> _Exercise material_:
****************************************

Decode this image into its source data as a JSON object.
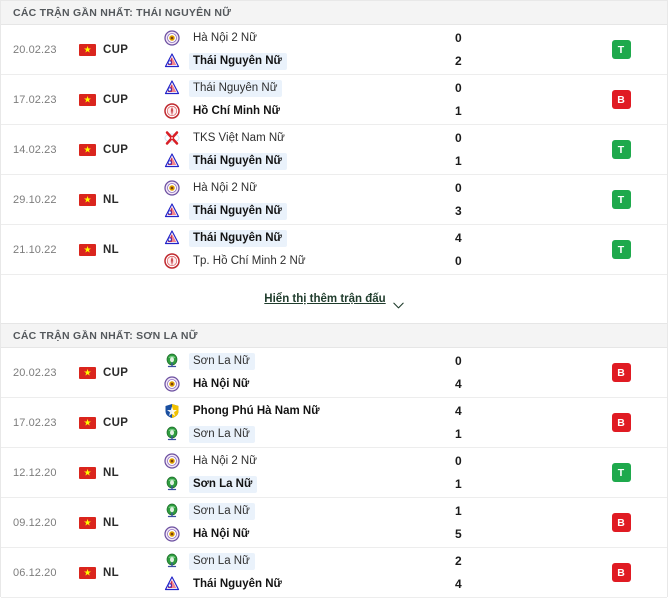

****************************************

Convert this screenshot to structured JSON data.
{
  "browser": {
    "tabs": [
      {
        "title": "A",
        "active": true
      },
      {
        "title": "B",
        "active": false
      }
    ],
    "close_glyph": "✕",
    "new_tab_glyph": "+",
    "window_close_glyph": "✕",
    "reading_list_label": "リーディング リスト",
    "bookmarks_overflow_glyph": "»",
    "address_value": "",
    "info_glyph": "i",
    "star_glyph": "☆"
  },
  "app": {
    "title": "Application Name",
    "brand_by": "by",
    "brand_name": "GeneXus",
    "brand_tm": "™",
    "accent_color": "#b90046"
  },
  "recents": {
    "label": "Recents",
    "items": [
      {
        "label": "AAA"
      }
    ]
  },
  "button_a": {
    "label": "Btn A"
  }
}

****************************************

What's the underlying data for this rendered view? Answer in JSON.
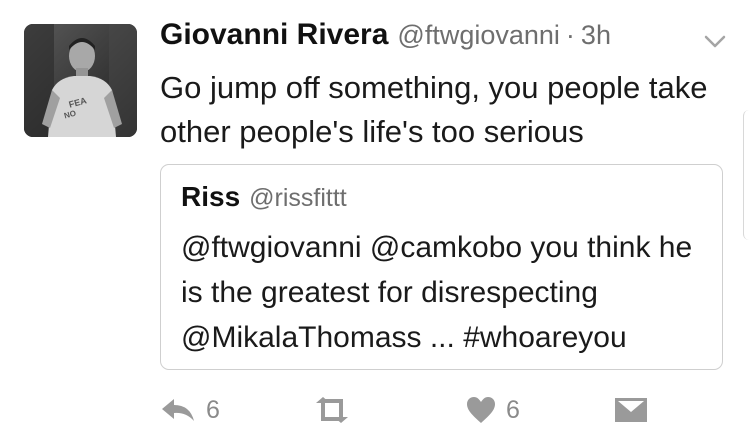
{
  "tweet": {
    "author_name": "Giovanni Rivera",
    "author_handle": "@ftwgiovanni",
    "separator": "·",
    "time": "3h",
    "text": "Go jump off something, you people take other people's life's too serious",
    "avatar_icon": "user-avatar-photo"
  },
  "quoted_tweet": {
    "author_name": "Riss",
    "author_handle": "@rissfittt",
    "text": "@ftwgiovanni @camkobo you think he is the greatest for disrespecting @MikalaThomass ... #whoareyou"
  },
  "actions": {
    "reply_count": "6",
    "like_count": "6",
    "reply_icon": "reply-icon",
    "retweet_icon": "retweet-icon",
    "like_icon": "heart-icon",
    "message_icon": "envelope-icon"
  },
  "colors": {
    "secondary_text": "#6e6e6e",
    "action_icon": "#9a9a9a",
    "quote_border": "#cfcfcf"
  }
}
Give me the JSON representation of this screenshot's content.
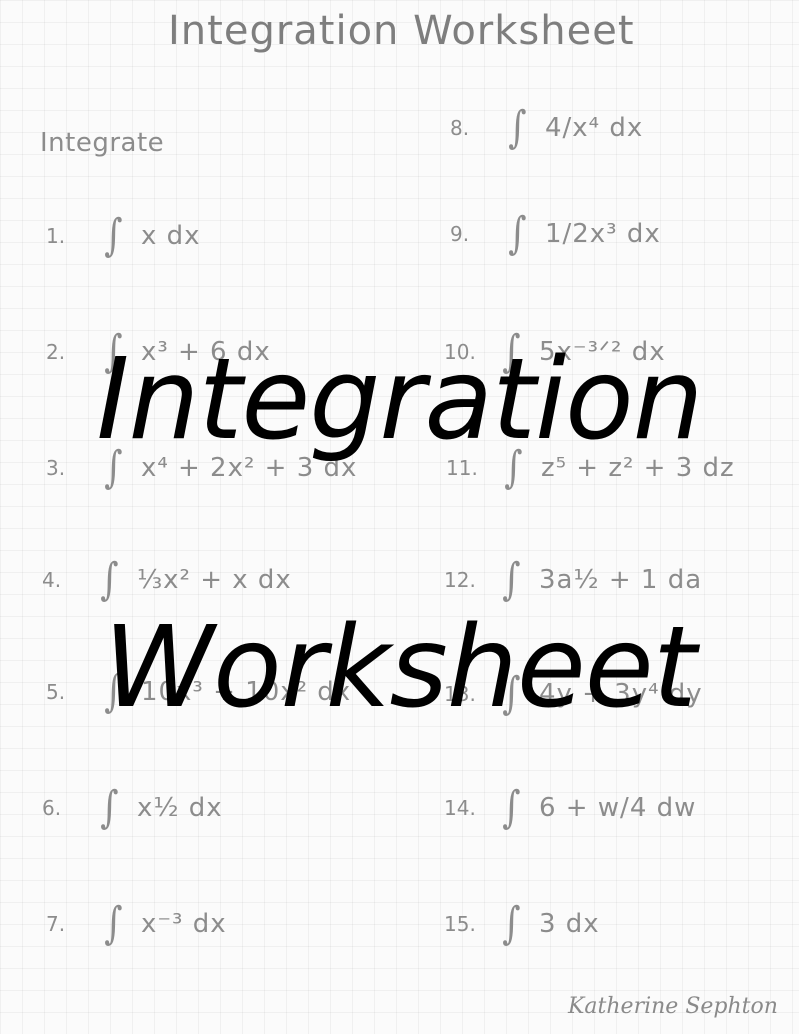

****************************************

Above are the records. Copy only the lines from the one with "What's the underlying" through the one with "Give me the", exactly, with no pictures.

What's the underlying data for this rendered view? Answer in JSON.
{
  "tweet": {
    "author_name": "Giovanni Rivera",
    "author_handle": "@ftwgiovanni",
    "separator": "·",
    "time": "3h",
    "text": "Go jump off something, you people take other people's life's too serious",
    "avatar_icon": "user-avatar-photo"
  },
  "quoted_tweet": {
    "author_name": "Riss",
    "author_handle": "@rissfittt",
    "text": "@ftwgiovanni @camkobo you think he is the greatest for disrespecting @MikalaThomass ... #whoareyou"
  },
  "actions": {
    "reply_count": "6",
    "like_count": "6",
    "reply_icon": "reply-icon",
    "retweet_icon": "retweet-icon",
    "like_icon": "heart-icon",
    "message_icon": "envelope-icon"
  },
  "colors": {
    "secondary_text": "#6e6e6e",
    "action_icon": "#9a9a9a",
    "quote_border": "#cfcfcf"
  }
}
Give me the JSON representation of this screenshot's content.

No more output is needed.